- A removable partial denture
- A multiple tooth supported fixed bridge
- An implant-supported bridge
A removable partial denture utilizes clasps that grab onto adjacent, healthy teeth to hold the denture in place. The clasps, which are designed to fit snugly onto the healthy teeth put pressure on the underlying gums and natural teeth they hook onto. This weakens the jawbone and loosens the supporting teeth, which often leads to additional tooth loss. In addition, because there is no root system for the missing teeth, the integrity of the jawbone is compromised, and the melting away of the bone (atrophy) is actually accelerated, resulting in more rapid bone deterioration.

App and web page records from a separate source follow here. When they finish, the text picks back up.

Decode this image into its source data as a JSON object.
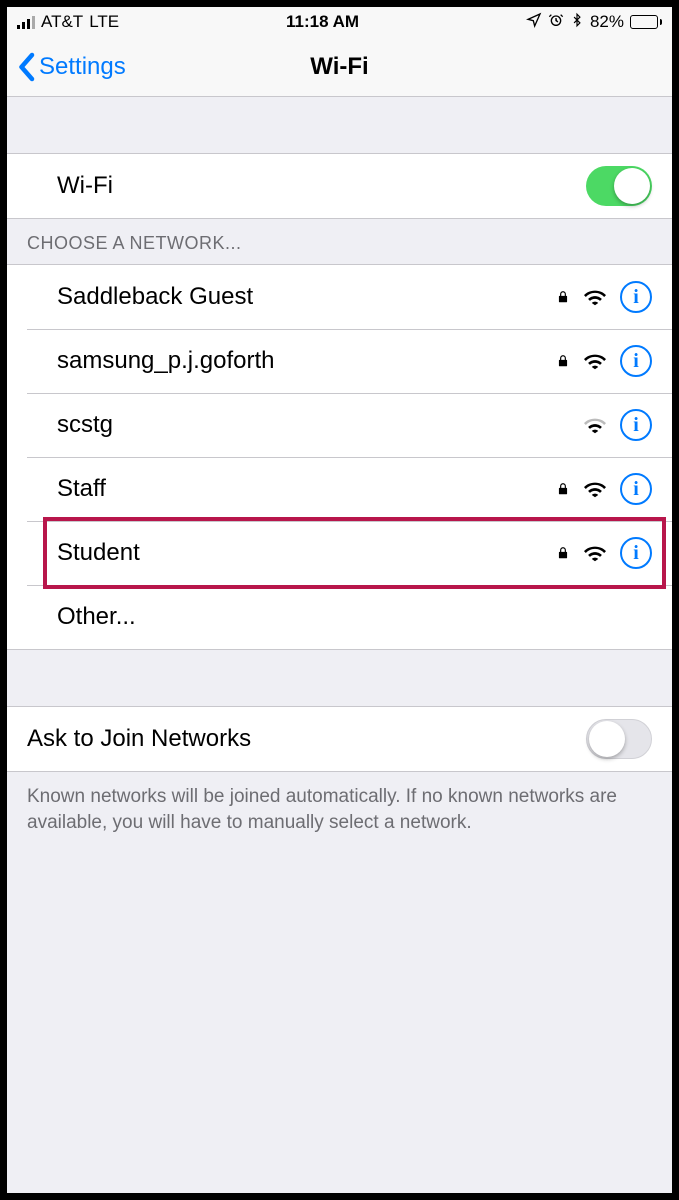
{
  "status": {
    "carrier": "AT&T",
    "network_type": "LTE",
    "time": "11:18 AM",
    "battery_pct": "82%"
  },
  "nav": {
    "back_label": "Settings",
    "title": "Wi-Fi"
  },
  "wifi_toggle": {
    "label": "Wi-Fi",
    "on": true
  },
  "choose_header": "CHOOSE A NETWORK...",
  "networks": [
    {
      "name": "Saddleback Guest",
      "locked": true,
      "signal": 3,
      "highlighted": false
    },
    {
      "name": "samsung_p.j.goforth",
      "locked": true,
      "signal": 3,
      "highlighted": false
    },
    {
      "name": "scstg",
      "locked": false,
      "signal": 2,
      "highlighted": false
    },
    {
      "name": "Staff",
      "locked": true,
      "signal": 3,
      "highlighted": false
    },
    {
      "name": "Student",
      "locked": true,
      "signal": 3,
      "highlighted": true
    }
  ],
  "other_label": "Other...",
  "ask_join": {
    "label": "Ask to Join Networks",
    "on": false,
    "footer": "Known networks will be joined automatically. If no known networks are available, you will have to manually select a network."
  }
}
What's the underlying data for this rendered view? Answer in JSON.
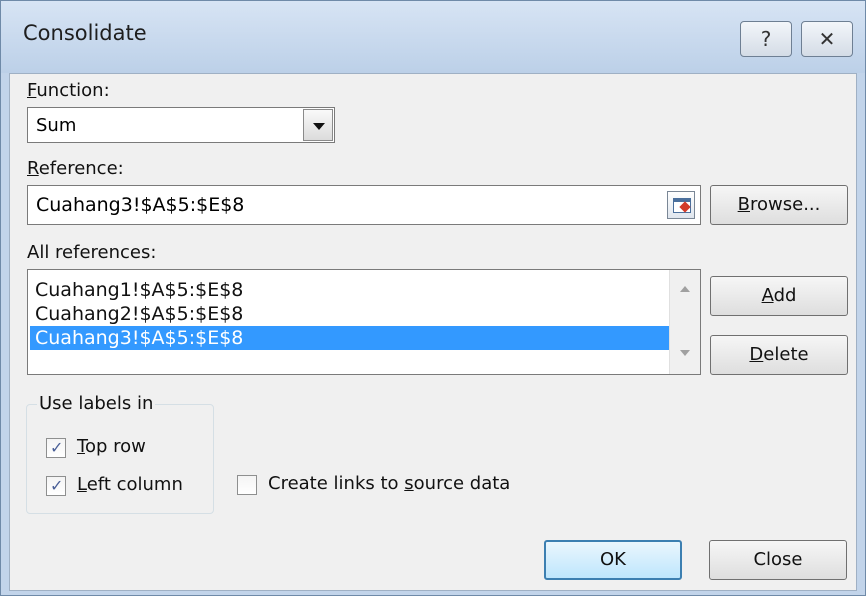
{
  "window": {
    "title": "Consolidate",
    "help_glyph": "?",
    "close_glyph": "✕"
  },
  "function": {
    "label_underline": "F",
    "label_rest": "unction:",
    "selected": "Sum"
  },
  "reference": {
    "label_underline": "R",
    "label_rest": "eference:",
    "value": "Cuahang3!$A$5:$E$8"
  },
  "buttons": {
    "browse_underline": "B",
    "browse_rest": "rowse...",
    "add_underline": "A",
    "add_rest": "dd",
    "delete_underline": "D",
    "delete_rest": "elete",
    "ok": "OK",
    "close": "Close"
  },
  "all_references": {
    "label": "All references:",
    "items": [
      "Cuahang1!$A$5:$E$8",
      "Cuahang2!$A$5:$E$8",
      "Cuahang3!$A$5:$E$8"
    ],
    "selected_index": 2
  },
  "labels_group": {
    "title": "Use labels in",
    "top_row_underline": "T",
    "top_row_rest": "op row",
    "top_row_checked": true,
    "left_column_underline": "L",
    "left_column_rest": "eft column",
    "left_column_checked": true
  },
  "links": {
    "label_pre": "Create links to ",
    "label_underline": "s",
    "label_post": "ource data",
    "checked": false
  },
  "colors": {
    "selection": "#3399ff",
    "default_button_border": "#3c7fb1"
  }
}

A multiple tooth-supported fixed bridge is a conventional tooth replacement option and has all the complications, compromises and risks of a single tooth bridge, only to a much greater degree. Problems of decay, root canal infections, periodontal bone loss and bone atrophy can be worse simply because there are more teeth involved. Unfortunately, larger bridges fail faster than single tooth bridges.
An implant-supported bridge is far superior to removable partials or multiple tooth supported fixed bridges:
- Dental implants virtually stop the bone resorption process (deterioration)
- Implants are much more comfortable and stable than partial dentures
- The integrity of the facial structure is maintained (no sagging jaw line)
- The gum line stays intact ÔÇô not eaten away by metal clasps
- Natural biting and chewing capacity is restored
- Adjacent natural teeth are preserved
- You can eat what you want, when you want, where you want ÔÇô steak, corn on the cob, apples, crunchy snacks, sticky snacks
- Dental implants look, act, and feel just like natural teeth
- Dental implants are permanent ÔÇô no need to deal with messy adhesives or cleaning solutions